David Broder: Bumbled Terror Attack Showed Napolitano's Competence and 'Almost Unlimited' Potential
An airplane didn’t explode over Detroit because the Islamic jihadi was incompetent. But Washington Post columnist David Broder decided he would start the New Year by making a fool of himself. He suggested on Friday that the incident showed Janet Napolitano’s excellence. The headline read "Napolitano’s ‘no drama’ competence shows her potential."
Does Broder think he’s writing for The Onion?
Most Americans got their first "prolonged look" at Napolitano in the aftermath of the bumbled terrorist attack, he wrote. That’s true enough. But then she went on the Sunday shows and bizarrely claimed "The system worked," which any truly skeptical journalist would see as embarrassing spin. But it was Broder who followed with embarrassing spin:
It came as no surprise to anyone who knows her that Napolitano handled the incident and its aftermath with aplomb. In the years I have known her, she has managed every challenge that has come her way with the same calm command that she showed in this instance. If there is anyone in the administration who embodies President Obama's preference for quiet competence with "no drama," it is Janet Napolitano.
I watched as she made the rounds of the morning interview programs on Sunday, laying out what she knew about the would-be terrorist and carefully refusing to speculate about the many matters that were still being investigated. She is being criticized for saying "the system worked," but her part of the response system did work.
Broder made it clear that in meeting Napolitano and talking to her over the years, she had him at hello:
She soon became one of my favorite pols in either party.
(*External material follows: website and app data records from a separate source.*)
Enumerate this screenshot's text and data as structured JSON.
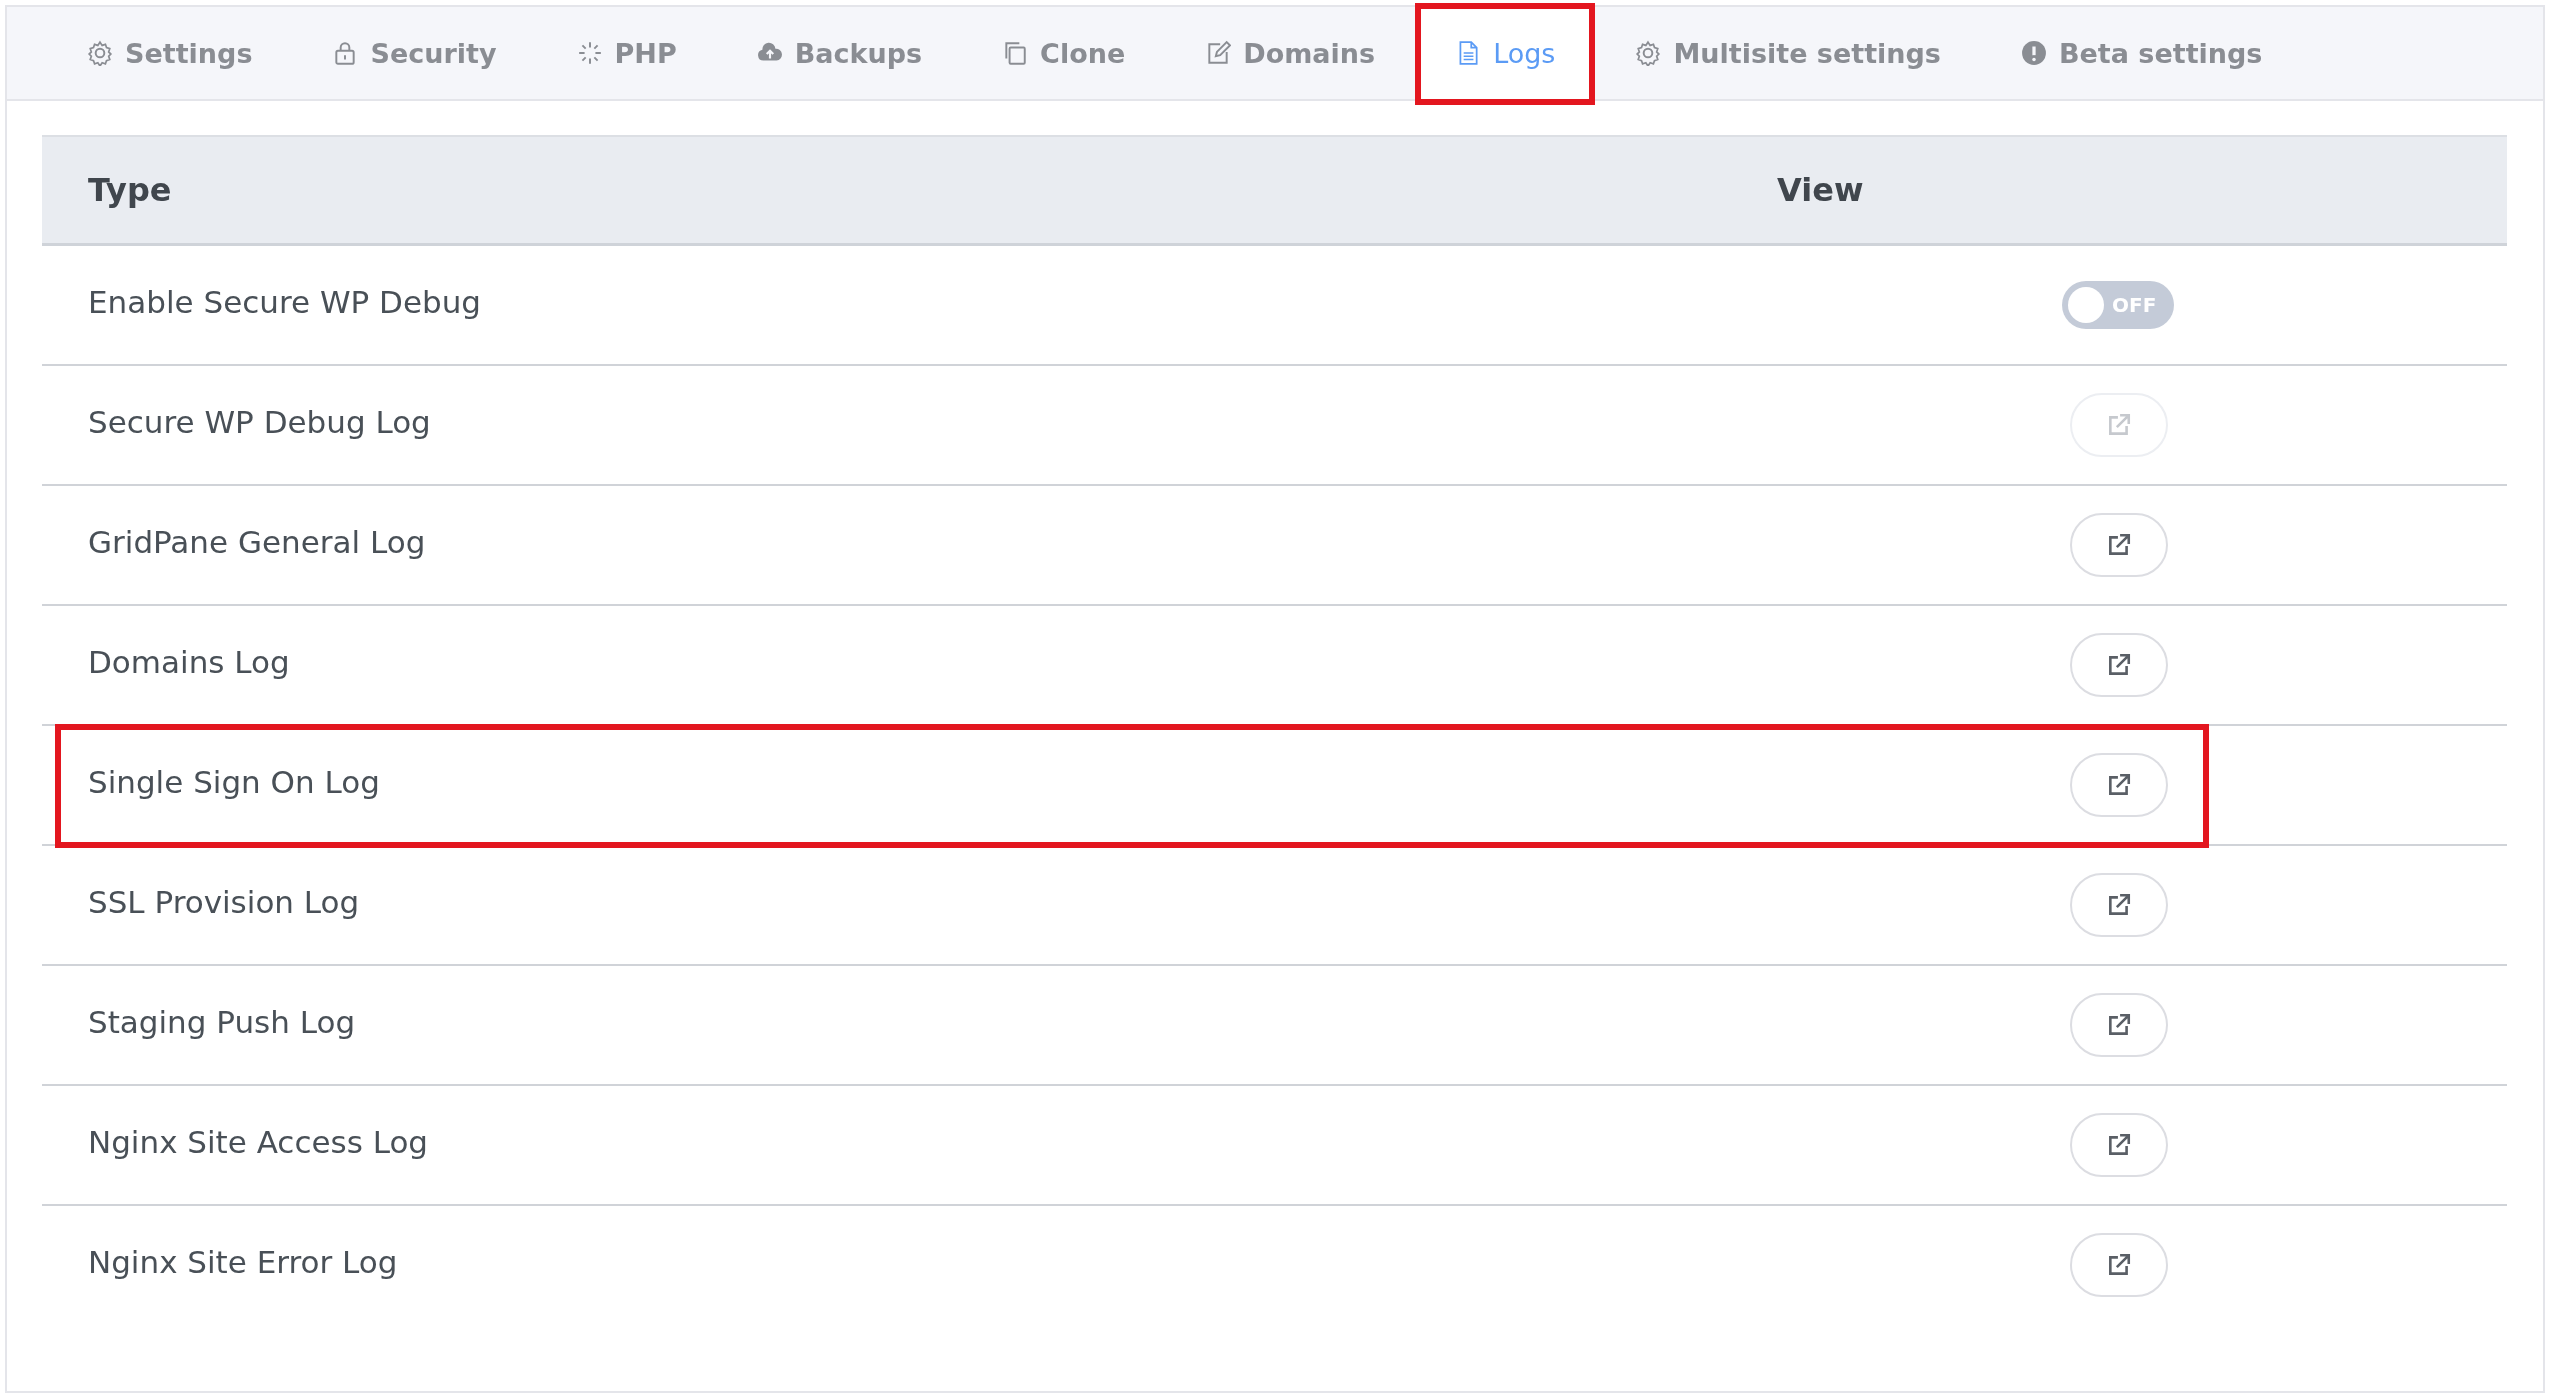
{
  "tabs": [
    {
      "label": "Settings",
      "selected": false,
      "highlighted": false
    },
    {
      "label": "Security",
      "selected": false,
      "highlighted": false
    },
    {
      "label": "PHP",
      "selected": false,
      "highlighted": false
    },
    {
      "label": "Backups",
      "selected": false,
      "highlighted": false
    },
    {
      "label": "Clone",
      "selected": false,
      "highlighted": false
    },
    {
      "label": "Domains",
      "selected": false,
      "highlighted": false
    },
    {
      "label": "Logs",
      "selected": true,
      "highlighted": true
    },
    {
      "label": "Multisite settings",
      "selected": false,
      "highlighted": false
    },
    {
      "label": "Beta settings",
      "selected": false,
      "highlighted": false
    }
  ],
  "table": {
    "columns": [
      "Type",
      "View"
    ],
    "rows": [
      {
        "type": "Enable Secure WP Debug",
        "kind": "toggle",
        "on": false,
        "toggle_label": "OFF",
        "highlighted": false
      },
      {
        "type": "Secure WP Debug Log",
        "kind": "link",
        "disabled": true,
        "highlighted": false
      },
      {
        "type": "GridPane General Log",
        "kind": "link",
        "disabled": false,
        "highlighted": false
      },
      {
        "type": "Domains Log",
        "kind": "link",
        "disabled": false,
        "highlighted": false
      },
      {
        "type": "Single Sign On Log",
        "kind": "link",
        "disabled": false,
        "highlighted": true
      },
      {
        "type": "SSL Provision Log",
        "kind": "link",
        "disabled": false,
        "highlighted": false
      },
      {
        "type": "Staging Push Log",
        "kind": "link",
        "disabled": false,
        "highlighted": false
      },
      {
        "type": "Nginx Site Access Log",
        "kind": "link",
        "disabled": false,
        "highlighted": false
      },
      {
        "type": "Nginx Site Error Log",
        "kind": "link",
        "disabled": false,
        "highlighted": false
      }
    ]
  }
}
I saw her mainly at the semiannual meetings of the National Governors Association, where she won a warm welcome on both sides, and occasionally on reporting trips to Arizona.
Broder was impressed that she had the savvy to endorse Obama early – despite his insistence in this column that she’s in some sensible center of the spectrum – and was impressed with her handling of the Democratic platform in 2008, "a potentially tricky chore that she pulled off without a bobble." (That might be a "tricky chore" if reporters ever covered the Democratic platform as the slightest bit extreme or controversial.)
Broder suggests that Napolitano's potential is "almost unlimited" -- meaning she could be president, or a Supreme Court justice, or maybe secretary-general of the United Nations:
The Obama Cabinet is filled with talents, but many of the stars are of an age or temperament unlikely to turn them into successor candidates. Napolitano will face many substantive tests -- not just in dealing with terrorism but in playing an important role in immigration reform -- before she is a candidate for anything. But her potential is almost unlimited.
After Napolitano's embarrassing job as a Sunday spinner, Broder didn't attempt a whitewash. He gave a tongue bath.